With our Yamaha, our dinghy did not plane because it was under powered. We could use a few extra horses. If you remember from one of my past dinghy post, planing is a big deal to male boaters. I am pretty sure it is written in the unofficial cruiser’s handbook that a dinghy must plane and be a blur as it glides past other dinghies or past an anchorage. We gals just want to arrive somewhat dry and in one piece. A smooth ride is nice too. You will be happy to know our new Nissan 15HP, 2 stroke outboard has plenty of power to do all of the above. Probably a few more horses than we need but what the heck.

New Outboard Motor

We were a little concerned about getting the old Yamaha back to Cream Puff. It could puncture the rubber dinghy and it would take up most of the space inside. We hoped to sell it along the way but really did not want to stow it until we did. Once the new outboard was installed Mark and the salesperson left to go buy fuel. While I waited on the dock I had four offers to buy our old outboard motor. Problem solved. I guess used outboards are a hot item in St. Lucia. I threw in some spare parts and explained the age and issues of the old outboard to the soon to be owner. I made a deal and sold the outboard while Mark was away. I think I just moved up a few rungs on the Top 10 List. You know what they say, if everyone walks away happy it is a good deal. Everyone is happy and we did not have to deal with getting it back to the boat or storing it.  So far this has been a great trip to St Lucia.

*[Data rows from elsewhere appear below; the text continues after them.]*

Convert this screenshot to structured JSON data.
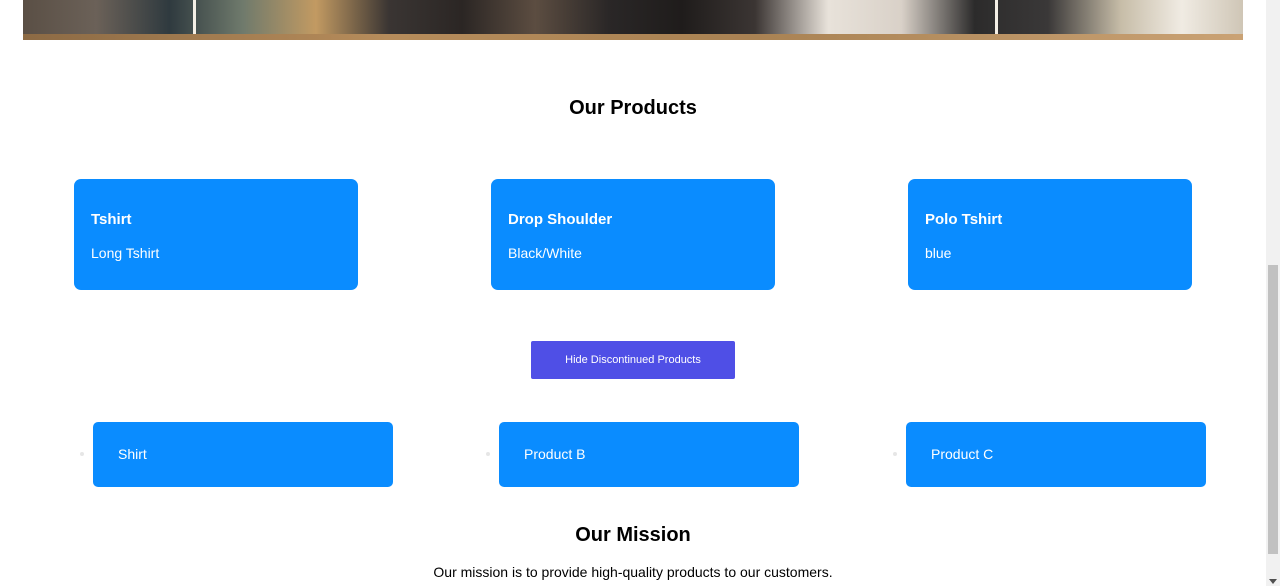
{
  "products_section": {
    "title": "Our Products",
    "cards": [
      {
        "name": "Tshirt",
        "description": "Long Tshirt"
      },
      {
        "name": "Drop Shoulder",
        "description": "Black/White"
      },
      {
        "name": "Polo Tshirt",
        "description": "blue"
      }
    ],
    "hide_button_label": "Hide Discontinued Products",
    "list_items": [
      "Shirt",
      "Product B",
      "Product C"
    ]
  },
  "mission_section": {
    "title": "Our Mission",
    "text": "Our mission is to provide high-quality products to our customers."
  },
  "colors": {
    "card_blue": "#0a8cff",
    "button_indigo": "#4f4fe6"
  }
}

In our first year of cruising, we often met up with our friend Richard at different stops along the way. Richard has sailed single-handed all over the world. Sailing long stretches for days or weeks were normal for him. Richard would often say a destination was “Only a few days away” as if he was popping out for a gallon of milk at the local grocery.  At first we were a bit taken back but as time went on we grew to understand what he meant.  As we prepared to leave Martinique a guest on the boat next to us struck up a conversation. We told her we were leaving to go to St Lucia for a couple of days. She was amazed that we would sail five hours to a different country just to go shopping. It made us think of Richard and how much our lives have changed.

First Ride

With all the errands completed we had time to visit Mark’s favorite Italian restaurant on the waterfront. On the way back to Cream Puff the captain finally had the opportunity to give the new outboard a test drive. We flew back to the boat in half the time it took to arrive at shore. This is going to be great!

We spent less than 48 hours in St Lucia. It was probably the shortest time we have ever spent visiting a country. It was also the longest shopping trip we have ever taken but a really fun and successful one for sure.

Categories: Caribbean, Martinique, Sailing Blog, St Lucia

Post navigation

Comments are closed.

Proudly powered by WordPress Theme: Adventure Journal by Contexture International.